Bristol Students Learn Value of Getting Their Hands Dirty
January 10, 2020
By Chris Gilson, CCM communications writer
Farming, the act of planting seed and harvesting the crop, is essential to the American legend. The Pilgrims would not have survived their first winter without the assistance of Native American farming techniques. But farming is something we have increasingly lost touch with. But that’s starting to change; community gardens are popping up and farmer’s markets a filled with local produce all summer. The City of Bristol Department of Public Works and Board of Education are bringing this essential skill back to school with “Bristol Gardens – A Work of Heart.”
The concept is easy, students should learn all the necessary skills to lead healthy lives and make good food choices, and those skills should start at school. “The mission of ‘Bristol Gardens – A Work of Heart’ is to encourage Bristol students to go outside and get their hands dirty by growing their very own garden each season.”
Of the project, Lindsey Rivers, Public Works Analyst for the City of Bristol, said “we want all Bristol students to have the opportunity to get their hands dirty and grow their own food.”
So far, students have planted things like lettuce, herbs, garlic, and fall vegetables in their gardens, all of which these students will have the opportunity to bring some of the produce home to eat with their family.
Help abounds back to top
The gardens were built with help from many different groups according to the press release for the program: they were principally built by the Public Works Department at the Greene Hills School, Stafford School, and Ivy Drive School. They were given monetary assistance through a Lowe’s Home Improvement grant, which helped fund flexible outdoor seating, mindfulness tools, and garden supplies.
Additionally, Mizzy Construction, a local company donated materials and labor to pour the concrete pad that comprises the base of the outdoor learning classroom. ESPN volunteers came to Stafford School and painted sensory walk paths as well as transforming to court yards into gardens for pollinating and vegetables.
The Stafford Elementary School Principal Kristin Irvine was very enthusiastic about the project: “We are excited and eager to start using our outdoor learning classroom this year.
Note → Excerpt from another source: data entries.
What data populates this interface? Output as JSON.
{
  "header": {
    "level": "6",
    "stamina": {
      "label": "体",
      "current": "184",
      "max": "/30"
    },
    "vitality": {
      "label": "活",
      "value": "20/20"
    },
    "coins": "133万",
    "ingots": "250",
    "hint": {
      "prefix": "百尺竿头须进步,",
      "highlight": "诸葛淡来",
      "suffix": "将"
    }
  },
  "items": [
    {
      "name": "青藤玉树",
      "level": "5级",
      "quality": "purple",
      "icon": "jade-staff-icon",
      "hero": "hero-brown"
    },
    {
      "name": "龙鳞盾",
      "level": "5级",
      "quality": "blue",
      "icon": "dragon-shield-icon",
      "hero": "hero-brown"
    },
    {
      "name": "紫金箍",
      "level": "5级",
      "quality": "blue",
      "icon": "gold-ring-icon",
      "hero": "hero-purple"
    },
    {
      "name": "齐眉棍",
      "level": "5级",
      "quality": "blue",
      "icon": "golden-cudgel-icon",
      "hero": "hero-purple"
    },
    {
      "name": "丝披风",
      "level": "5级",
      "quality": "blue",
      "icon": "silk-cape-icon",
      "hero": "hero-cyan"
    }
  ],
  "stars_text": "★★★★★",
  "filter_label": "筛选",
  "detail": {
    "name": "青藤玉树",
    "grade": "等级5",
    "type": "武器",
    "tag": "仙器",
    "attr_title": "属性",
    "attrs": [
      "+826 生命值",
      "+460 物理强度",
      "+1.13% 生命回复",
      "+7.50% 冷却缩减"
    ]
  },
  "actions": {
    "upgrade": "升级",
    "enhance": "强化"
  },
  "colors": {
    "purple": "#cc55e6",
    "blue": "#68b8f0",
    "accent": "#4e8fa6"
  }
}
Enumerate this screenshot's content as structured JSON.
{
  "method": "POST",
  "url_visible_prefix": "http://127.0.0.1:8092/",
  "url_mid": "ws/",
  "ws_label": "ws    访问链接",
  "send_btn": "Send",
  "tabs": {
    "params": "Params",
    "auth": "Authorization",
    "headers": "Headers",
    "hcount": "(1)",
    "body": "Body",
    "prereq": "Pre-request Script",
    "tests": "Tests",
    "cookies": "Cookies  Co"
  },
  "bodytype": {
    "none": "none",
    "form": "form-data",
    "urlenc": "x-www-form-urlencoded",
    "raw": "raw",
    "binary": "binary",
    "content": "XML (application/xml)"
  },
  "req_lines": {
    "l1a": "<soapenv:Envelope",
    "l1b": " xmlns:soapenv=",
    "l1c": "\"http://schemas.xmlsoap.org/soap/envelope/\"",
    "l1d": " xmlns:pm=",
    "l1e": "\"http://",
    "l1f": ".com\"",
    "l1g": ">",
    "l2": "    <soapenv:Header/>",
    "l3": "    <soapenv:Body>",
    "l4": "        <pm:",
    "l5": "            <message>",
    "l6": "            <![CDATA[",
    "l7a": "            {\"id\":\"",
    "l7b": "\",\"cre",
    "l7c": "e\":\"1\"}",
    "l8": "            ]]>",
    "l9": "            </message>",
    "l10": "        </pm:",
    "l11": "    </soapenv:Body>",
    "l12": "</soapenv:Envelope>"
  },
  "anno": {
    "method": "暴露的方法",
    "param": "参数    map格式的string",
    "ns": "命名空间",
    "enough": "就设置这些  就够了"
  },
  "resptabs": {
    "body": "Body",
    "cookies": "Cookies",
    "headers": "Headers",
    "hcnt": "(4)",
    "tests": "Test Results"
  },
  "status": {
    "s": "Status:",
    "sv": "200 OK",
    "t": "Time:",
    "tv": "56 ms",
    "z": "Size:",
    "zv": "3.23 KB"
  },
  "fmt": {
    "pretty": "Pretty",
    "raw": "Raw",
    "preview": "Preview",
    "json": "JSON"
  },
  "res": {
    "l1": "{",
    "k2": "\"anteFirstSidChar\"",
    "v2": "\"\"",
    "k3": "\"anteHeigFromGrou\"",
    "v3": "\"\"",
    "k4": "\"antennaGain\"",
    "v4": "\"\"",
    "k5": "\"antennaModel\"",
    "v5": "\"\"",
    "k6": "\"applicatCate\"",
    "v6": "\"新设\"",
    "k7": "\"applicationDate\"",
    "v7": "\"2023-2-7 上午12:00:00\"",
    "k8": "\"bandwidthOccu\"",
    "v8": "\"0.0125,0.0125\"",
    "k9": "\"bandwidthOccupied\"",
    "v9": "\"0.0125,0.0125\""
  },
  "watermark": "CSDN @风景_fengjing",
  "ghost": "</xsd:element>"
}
We will also be starting a student gardening club where, with the support of Bristol Public Works department, we will be teaching children the benefits of garden and composting, along with the delicious rewards when our vegetables and herbs mature!”
Projects like these emphasize and reinforce the skills needed to sustain, skills that are as crucial today as they were 400 years ago when the Pilgrims first learned how to sow the new land from the Native tribes. Michael Dietter, Assistant Superintendent of Bristol Public Schools, said it best “ with multiple entry points for learning and collaboration, these gardens will sustain our learners’ interests throughout the school year and beyond.”